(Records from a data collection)
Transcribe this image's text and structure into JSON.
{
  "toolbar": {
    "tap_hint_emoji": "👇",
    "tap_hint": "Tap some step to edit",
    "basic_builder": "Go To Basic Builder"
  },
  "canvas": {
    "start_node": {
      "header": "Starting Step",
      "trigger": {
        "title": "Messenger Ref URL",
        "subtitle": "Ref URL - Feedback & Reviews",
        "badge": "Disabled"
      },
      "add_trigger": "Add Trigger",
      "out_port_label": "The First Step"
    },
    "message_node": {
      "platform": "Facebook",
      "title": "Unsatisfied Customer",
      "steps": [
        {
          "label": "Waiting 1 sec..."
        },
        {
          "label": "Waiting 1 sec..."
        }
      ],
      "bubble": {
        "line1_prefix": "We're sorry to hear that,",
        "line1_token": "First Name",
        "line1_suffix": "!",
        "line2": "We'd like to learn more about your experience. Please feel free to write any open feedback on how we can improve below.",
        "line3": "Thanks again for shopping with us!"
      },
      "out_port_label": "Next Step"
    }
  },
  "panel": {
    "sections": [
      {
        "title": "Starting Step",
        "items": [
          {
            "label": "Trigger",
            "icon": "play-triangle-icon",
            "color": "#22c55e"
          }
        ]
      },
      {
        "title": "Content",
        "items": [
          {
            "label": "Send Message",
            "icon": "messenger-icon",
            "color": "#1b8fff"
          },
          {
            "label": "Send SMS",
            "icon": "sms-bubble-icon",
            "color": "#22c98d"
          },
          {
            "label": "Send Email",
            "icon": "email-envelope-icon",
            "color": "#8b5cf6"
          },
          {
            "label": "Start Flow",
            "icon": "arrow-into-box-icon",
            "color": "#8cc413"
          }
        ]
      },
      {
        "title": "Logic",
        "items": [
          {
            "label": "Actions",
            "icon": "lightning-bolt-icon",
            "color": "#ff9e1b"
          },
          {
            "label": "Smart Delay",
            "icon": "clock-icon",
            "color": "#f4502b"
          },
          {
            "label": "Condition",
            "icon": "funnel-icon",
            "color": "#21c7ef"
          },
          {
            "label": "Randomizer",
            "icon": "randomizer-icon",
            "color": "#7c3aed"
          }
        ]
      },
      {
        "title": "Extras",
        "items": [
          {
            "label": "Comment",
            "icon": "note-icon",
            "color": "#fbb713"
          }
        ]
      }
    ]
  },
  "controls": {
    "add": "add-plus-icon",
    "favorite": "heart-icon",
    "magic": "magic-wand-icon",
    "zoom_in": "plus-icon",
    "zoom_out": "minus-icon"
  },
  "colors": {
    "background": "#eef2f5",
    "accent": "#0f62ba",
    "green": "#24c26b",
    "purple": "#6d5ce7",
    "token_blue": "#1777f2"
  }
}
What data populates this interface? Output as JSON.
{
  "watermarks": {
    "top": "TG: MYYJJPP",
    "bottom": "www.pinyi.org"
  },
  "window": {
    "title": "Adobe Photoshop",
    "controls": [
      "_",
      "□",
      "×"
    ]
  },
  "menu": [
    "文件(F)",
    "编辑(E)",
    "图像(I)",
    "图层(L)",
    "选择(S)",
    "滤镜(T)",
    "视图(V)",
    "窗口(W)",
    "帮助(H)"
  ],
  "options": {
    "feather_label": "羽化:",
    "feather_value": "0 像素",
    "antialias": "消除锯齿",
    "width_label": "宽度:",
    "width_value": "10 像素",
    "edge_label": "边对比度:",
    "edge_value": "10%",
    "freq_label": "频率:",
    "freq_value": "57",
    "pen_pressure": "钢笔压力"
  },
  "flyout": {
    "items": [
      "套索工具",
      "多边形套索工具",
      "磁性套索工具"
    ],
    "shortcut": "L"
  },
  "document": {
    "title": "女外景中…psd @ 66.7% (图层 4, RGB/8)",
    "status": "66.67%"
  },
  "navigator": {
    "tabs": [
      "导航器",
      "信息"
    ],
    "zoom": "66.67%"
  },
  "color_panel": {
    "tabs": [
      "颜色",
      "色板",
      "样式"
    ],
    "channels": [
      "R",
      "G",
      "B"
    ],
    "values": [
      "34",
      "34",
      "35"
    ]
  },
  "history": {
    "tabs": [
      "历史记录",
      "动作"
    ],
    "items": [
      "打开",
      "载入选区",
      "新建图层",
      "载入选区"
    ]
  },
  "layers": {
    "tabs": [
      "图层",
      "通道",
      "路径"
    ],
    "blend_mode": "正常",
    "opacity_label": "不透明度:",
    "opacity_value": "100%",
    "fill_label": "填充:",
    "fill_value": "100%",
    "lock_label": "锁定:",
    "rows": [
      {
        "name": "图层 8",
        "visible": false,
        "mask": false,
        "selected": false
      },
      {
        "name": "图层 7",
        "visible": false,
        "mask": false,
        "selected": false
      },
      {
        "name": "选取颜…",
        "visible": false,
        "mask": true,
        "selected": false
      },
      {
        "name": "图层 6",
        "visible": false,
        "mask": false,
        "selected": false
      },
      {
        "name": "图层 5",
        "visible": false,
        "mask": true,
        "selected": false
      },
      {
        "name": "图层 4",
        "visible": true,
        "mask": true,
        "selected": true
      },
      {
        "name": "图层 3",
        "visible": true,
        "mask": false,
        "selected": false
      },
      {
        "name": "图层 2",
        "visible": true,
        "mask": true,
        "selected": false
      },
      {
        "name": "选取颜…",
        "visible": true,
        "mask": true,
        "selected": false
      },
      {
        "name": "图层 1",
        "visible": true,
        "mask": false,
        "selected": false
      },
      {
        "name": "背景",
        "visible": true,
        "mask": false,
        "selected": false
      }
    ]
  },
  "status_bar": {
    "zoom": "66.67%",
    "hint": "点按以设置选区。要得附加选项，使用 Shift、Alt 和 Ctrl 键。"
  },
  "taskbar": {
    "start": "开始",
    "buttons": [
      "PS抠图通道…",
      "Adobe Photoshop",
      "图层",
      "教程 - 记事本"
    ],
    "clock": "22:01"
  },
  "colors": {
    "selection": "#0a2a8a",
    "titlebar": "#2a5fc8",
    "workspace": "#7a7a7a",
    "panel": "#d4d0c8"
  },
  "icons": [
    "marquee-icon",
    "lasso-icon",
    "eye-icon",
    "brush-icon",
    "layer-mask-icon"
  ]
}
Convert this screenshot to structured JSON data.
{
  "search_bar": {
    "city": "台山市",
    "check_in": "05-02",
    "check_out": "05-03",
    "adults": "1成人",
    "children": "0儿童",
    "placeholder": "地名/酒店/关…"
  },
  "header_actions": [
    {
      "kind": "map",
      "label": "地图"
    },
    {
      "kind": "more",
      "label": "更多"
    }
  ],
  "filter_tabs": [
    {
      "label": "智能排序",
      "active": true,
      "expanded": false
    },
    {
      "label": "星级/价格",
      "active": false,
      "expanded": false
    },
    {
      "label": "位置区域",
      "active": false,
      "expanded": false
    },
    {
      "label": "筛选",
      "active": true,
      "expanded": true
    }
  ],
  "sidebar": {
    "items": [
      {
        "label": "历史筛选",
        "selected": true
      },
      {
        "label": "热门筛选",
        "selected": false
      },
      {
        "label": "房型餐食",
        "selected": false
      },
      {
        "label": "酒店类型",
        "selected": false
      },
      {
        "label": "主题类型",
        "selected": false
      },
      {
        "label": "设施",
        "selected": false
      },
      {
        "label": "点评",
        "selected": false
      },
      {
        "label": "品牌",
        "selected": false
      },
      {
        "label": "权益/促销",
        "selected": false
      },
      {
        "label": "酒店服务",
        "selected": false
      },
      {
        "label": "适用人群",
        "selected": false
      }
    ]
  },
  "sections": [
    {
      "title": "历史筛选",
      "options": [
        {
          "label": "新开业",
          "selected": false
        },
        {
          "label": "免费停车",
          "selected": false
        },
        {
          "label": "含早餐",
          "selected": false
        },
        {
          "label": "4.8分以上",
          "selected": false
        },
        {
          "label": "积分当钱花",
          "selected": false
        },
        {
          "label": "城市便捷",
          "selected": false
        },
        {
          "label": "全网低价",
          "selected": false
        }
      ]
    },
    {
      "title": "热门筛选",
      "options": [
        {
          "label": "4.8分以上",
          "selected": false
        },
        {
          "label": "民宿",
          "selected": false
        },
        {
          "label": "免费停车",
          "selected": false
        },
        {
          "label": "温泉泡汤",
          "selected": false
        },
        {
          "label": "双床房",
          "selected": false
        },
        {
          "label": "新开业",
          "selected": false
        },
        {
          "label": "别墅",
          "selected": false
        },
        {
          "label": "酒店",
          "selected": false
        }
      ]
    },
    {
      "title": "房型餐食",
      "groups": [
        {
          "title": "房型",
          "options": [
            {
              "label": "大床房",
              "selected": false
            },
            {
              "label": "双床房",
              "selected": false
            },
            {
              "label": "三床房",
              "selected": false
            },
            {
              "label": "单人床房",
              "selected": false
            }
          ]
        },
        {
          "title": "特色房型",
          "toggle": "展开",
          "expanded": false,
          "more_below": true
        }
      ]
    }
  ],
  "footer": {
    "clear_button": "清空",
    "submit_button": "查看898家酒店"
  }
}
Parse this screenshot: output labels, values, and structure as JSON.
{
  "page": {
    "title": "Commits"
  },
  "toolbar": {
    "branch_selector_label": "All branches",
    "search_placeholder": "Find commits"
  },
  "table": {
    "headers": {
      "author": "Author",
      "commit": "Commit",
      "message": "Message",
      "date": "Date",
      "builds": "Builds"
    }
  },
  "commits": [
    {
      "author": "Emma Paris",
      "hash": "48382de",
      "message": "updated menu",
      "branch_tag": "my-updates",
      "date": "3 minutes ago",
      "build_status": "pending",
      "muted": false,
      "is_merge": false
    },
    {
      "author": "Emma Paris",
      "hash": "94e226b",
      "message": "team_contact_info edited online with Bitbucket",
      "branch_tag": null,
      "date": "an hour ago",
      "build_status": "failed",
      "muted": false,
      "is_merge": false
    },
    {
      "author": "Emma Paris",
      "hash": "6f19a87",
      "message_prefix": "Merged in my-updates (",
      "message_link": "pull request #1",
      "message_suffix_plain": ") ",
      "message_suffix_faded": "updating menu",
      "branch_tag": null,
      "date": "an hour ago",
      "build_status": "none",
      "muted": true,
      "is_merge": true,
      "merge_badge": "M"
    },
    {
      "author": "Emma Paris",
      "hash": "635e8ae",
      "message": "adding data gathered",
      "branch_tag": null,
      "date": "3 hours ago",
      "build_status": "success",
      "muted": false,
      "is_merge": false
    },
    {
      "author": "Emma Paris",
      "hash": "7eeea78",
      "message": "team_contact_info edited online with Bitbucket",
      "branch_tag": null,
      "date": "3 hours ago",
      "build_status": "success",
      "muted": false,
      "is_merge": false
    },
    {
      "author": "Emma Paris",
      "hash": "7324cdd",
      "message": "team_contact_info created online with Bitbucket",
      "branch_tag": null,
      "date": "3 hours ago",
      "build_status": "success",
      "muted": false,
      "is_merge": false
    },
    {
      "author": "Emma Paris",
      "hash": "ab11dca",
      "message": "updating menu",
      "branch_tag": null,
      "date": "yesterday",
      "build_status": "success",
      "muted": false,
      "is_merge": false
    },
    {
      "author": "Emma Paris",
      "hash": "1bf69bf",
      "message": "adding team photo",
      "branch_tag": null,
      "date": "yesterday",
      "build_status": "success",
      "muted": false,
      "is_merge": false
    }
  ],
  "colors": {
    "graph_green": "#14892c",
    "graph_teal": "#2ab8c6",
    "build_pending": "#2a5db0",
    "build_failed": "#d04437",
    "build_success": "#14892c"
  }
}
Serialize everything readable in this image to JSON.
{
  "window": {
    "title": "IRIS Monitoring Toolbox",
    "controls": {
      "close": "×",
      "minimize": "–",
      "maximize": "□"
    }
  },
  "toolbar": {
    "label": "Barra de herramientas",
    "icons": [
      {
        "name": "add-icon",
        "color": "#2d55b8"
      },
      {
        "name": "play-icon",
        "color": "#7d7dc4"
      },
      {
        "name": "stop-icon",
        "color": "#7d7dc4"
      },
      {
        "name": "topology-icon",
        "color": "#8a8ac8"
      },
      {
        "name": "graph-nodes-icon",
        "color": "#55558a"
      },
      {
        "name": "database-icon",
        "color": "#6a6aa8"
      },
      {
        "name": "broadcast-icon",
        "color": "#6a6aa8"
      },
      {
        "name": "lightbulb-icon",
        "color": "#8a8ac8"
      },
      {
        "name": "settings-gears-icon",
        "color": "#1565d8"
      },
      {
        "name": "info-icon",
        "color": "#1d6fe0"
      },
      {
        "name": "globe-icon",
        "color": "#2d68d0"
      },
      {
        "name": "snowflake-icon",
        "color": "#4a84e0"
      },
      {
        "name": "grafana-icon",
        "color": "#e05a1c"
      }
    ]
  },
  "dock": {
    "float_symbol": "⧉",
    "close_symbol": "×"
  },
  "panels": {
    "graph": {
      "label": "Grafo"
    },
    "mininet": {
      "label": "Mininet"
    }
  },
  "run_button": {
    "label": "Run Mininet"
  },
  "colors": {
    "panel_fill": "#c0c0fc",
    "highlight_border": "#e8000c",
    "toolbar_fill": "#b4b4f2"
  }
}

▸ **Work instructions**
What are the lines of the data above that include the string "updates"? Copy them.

▸ **Exercise result**
      "branch_tag": "my-updates",
      "message_prefix": "Merged in my-updates (",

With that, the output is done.